WARNING: This article contains major spoilers for Batman #50, on sale July 4 from DC Comics.
There are a couple reasons why readers are unhappy with the build-up to DC Comics' Batman #50 aka the marriage of Batman and Catwoman. Sure, they're disappointed the New York Times spoiled the wedding issue which would have seen Bruce Wayne and Selina Kyle tie the knot, a huge twist to Tom King and company's year-long storyline that kicked off with a proposal in Batman #24.
But there's also the outrage stemming from what's going to happen: Catwoman is opting not to marry the Dark Knight as she feels he won't be the same crimefighter once he's buckled down and happily hitched. Given the fan reaction to this twist, which surely would have come this Wednesday anyway when the book's out, one thing is perfectly clear -- fans want to see Bruce and Selina get hitched.
Now's as good a time as any simply because of where the Batman is at this point in time. Settled and centered? Yes. Still hungry for justice? Definitely. This insatiable appetite to prowl rooftops won't ever go away, for either of them (although one would have hoped Catwoman wouldn't be a thief anymore, being Mrs. Bruce Wayne and whatnot). That said, the present would have been the perfect time for this union as there was so much potential from a storytelling standpoint, pushing Bruce further up the ladder as someone more than a a superhero as well as a father.

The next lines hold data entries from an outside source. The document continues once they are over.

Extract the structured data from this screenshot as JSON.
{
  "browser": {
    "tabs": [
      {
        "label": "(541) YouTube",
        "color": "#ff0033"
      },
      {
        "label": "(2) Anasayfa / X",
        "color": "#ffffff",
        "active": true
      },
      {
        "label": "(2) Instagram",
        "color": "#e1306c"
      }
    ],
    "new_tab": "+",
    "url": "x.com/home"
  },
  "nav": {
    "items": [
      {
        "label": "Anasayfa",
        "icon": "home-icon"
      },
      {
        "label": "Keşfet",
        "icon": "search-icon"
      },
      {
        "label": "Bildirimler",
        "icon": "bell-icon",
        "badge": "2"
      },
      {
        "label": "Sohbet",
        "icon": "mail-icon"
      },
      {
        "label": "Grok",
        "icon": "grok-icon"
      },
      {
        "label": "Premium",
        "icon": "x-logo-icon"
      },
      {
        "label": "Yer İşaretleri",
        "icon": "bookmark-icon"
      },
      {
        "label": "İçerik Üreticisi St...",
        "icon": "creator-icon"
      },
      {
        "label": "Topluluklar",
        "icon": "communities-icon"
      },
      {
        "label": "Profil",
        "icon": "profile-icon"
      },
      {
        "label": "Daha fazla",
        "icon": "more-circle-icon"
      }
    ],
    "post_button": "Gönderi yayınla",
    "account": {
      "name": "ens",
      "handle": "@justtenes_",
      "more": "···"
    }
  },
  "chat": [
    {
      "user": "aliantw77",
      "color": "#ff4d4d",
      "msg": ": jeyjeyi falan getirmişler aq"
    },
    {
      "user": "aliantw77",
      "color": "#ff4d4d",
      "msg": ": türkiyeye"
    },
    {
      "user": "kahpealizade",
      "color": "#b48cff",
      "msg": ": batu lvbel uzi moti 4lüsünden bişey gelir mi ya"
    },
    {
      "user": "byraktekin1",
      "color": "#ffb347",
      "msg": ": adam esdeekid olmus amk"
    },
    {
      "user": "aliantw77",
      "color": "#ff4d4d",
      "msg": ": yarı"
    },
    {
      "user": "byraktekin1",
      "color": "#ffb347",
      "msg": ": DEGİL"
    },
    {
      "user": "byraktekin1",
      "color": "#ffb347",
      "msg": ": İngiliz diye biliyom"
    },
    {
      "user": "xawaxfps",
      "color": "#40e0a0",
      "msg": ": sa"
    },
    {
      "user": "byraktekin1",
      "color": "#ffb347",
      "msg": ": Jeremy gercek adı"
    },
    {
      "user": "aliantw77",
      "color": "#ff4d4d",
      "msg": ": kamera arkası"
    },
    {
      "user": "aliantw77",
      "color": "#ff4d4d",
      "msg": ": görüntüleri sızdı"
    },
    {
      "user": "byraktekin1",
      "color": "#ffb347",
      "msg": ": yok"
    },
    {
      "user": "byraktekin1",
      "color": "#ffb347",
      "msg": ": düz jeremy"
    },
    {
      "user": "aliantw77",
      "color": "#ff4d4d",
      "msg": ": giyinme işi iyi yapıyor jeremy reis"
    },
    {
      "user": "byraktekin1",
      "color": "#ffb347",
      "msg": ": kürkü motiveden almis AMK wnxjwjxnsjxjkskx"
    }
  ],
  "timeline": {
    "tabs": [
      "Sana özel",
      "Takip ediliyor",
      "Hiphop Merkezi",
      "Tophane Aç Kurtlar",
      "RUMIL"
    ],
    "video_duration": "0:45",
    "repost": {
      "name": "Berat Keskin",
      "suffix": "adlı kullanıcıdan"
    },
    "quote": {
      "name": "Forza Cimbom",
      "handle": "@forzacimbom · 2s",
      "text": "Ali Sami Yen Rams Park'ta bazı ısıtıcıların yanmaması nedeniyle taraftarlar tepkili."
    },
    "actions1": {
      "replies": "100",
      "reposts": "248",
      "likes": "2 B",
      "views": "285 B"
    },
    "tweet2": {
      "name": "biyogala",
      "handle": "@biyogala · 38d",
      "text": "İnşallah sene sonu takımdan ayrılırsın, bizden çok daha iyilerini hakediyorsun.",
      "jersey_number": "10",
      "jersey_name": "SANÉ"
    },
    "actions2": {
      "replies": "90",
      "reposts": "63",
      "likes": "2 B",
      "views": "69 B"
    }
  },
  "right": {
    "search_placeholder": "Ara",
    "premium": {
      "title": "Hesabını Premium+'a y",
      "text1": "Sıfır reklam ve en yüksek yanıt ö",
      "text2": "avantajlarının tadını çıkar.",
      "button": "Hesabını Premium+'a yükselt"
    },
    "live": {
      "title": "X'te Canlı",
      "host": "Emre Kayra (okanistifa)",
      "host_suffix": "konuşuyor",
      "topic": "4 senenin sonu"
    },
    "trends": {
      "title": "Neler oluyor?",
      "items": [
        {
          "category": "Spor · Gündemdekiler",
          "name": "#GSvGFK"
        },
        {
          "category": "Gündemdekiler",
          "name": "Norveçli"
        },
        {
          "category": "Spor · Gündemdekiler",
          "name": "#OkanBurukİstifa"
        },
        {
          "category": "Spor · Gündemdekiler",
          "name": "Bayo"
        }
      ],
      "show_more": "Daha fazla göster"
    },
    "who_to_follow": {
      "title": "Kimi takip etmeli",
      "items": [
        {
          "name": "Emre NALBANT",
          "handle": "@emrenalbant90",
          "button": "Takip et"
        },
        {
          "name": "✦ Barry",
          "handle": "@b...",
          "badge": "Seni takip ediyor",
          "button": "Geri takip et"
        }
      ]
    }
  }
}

For decades, it was inconceivable for Batman to be a biological father, yet DC worked Damian Wayne into his life, not just as an offspring but as a partner and future bearer of the Bat-mantle. When Bruce died, his first adopted son, Dick Grayson, took over the cowl and trained Damian, only for the elder Wayne to return and reassume the position of Bat-familiy patriarch. And so, we got tons of exciting father-son stories, even culminating with the death and eventual rebirth of Damian, engineered by the mind of Grant Morrison.